The Mummies Hall, a key display of the museum, is designed to look like the royal tombs in Luxor’s Valley of the Kings. It has a slope leading down to it where visitors find themselves face-to-face with the royal mummies in a dimly lighted hall.
In addition to the royal mummies and their coffins, this displays panels about the first and second cachette of mummies, along with photographs of the Pharaoh Amenhotep II’s tomb (KV35), the hiding place where the second group of royal mummies was uncovered in the late 19th century. Other objects are also shown, such as linen shreds decorated with images of the ancient Egyptian god of mummification Osiris.
The history of each king and queen is also on show beside his or her mummy, as well as the results of DNA tests, descriptions of the diseases the mummy suffered from during life, as well as the lineage and members of the family.
To celebrate the first anniversary of the NMEC in April 2022, a new hall for Egyptian textiles was inaugurated. It presents the art of Egyptian textiles throughout history by exhibiting a collection of tools used by the ancient Egyptians to clean clothes, along with illustrations demonstrating the various stages of laundering clothes in ancient times.
Monks’ robes, icons, and clothes from the Islamic era are also exhibited, along with a collection showing the traditional costumes of all the different governorates. Among the most important objects on display are a collection of linen robes dating from the Ptolemaic, Coptic, Islamic and modern eras, along with a group of fabrics and ancient spinning and weaving instruments, a model of a textile workshop dating back to the ancient Egyptian Middle Kingdom, a statue of an overseer of weavers during the Old Kingdom, and a group of statues and paintings that chronicle fashions through the ages.
The display is enriched with a collection of heritage and traditional fabrics showing traditional costumes in modern times, specifically from North and South Sinai, Siwa, the Delta, Upper Egypt, and Nubia, and a unique collection of traditional costumes of farmers and women.
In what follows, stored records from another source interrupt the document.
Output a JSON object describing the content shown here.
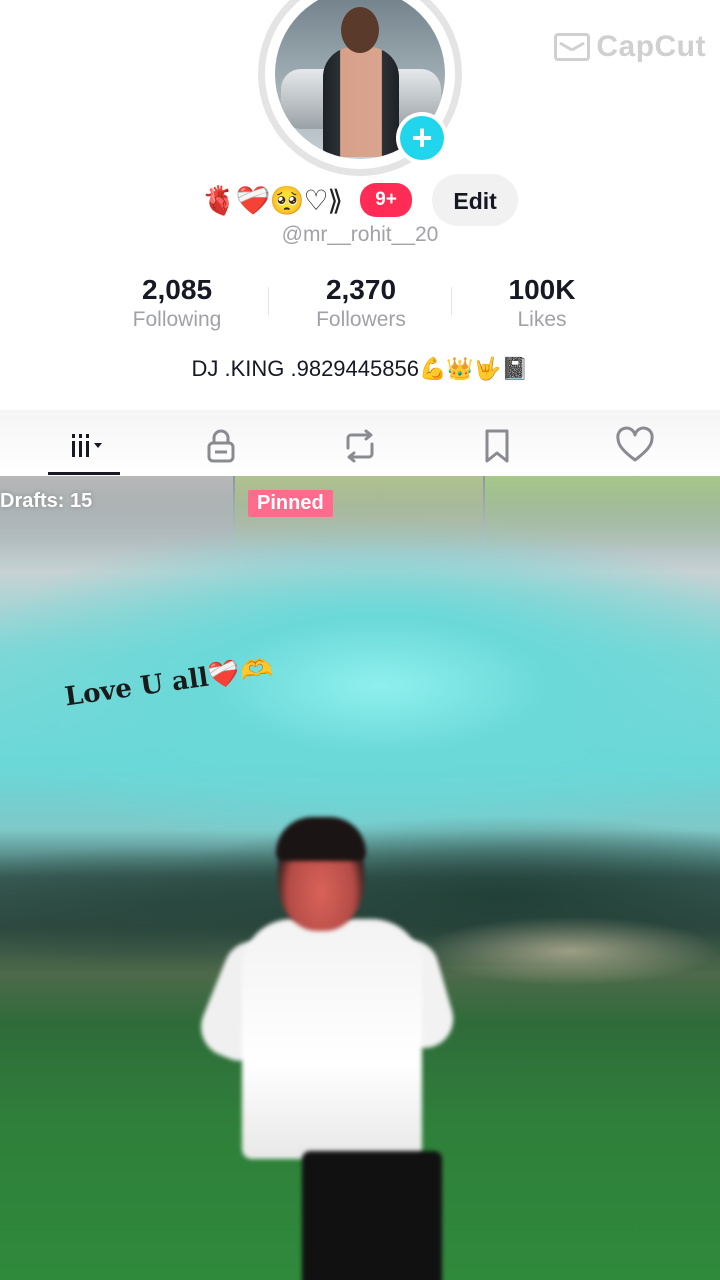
{
  "watermark": {
    "text": "CapCut"
  },
  "profile": {
    "avatar_alt": "profile photo",
    "add_icon": "plus-icon",
    "name_emojis": "🫀❤️‍🩹🥺♡⟫",
    "notification_badge": "9+",
    "edit_label": "Edit",
    "handle": "@mr__rohit__20",
    "stats": [
      {
        "value": "2,085",
        "label": "Following"
      },
      {
        "value": "2,370",
        "label": "Followers"
      },
      {
        "value": "100K",
        "label": "Likes"
      }
    ],
    "bio": "DJ .KING .9829445856💪👑🤟📓"
  },
  "tabs": [
    {
      "name": "videos",
      "icon": "grid-bars-icon",
      "selected": true
    },
    {
      "name": "private",
      "icon": "lock-icon",
      "selected": false
    },
    {
      "name": "reposts",
      "icon": "repost-icon",
      "selected": false
    },
    {
      "name": "favorites",
      "icon": "bookmark-icon",
      "selected": false
    },
    {
      "name": "liked",
      "icon": "heart-icon",
      "selected": false
    }
  ],
  "feed": {
    "drafts_label": "Drafts: 15",
    "pinned_label": "Pinned",
    "caption_text": "Love U all",
    "caption_emojis": "❤️‍🩹🫶"
  },
  "colors": {
    "accent_cyan": "#20d5ec",
    "badge_red": "#ff2c55",
    "pinned_pink": "#ff6b8c",
    "text_primary": "#161823",
    "text_secondary": "#a1a2a7"
  }
}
* A version of this article appears in print in the 6 July, 2023 edition of Al-Ahram Weekly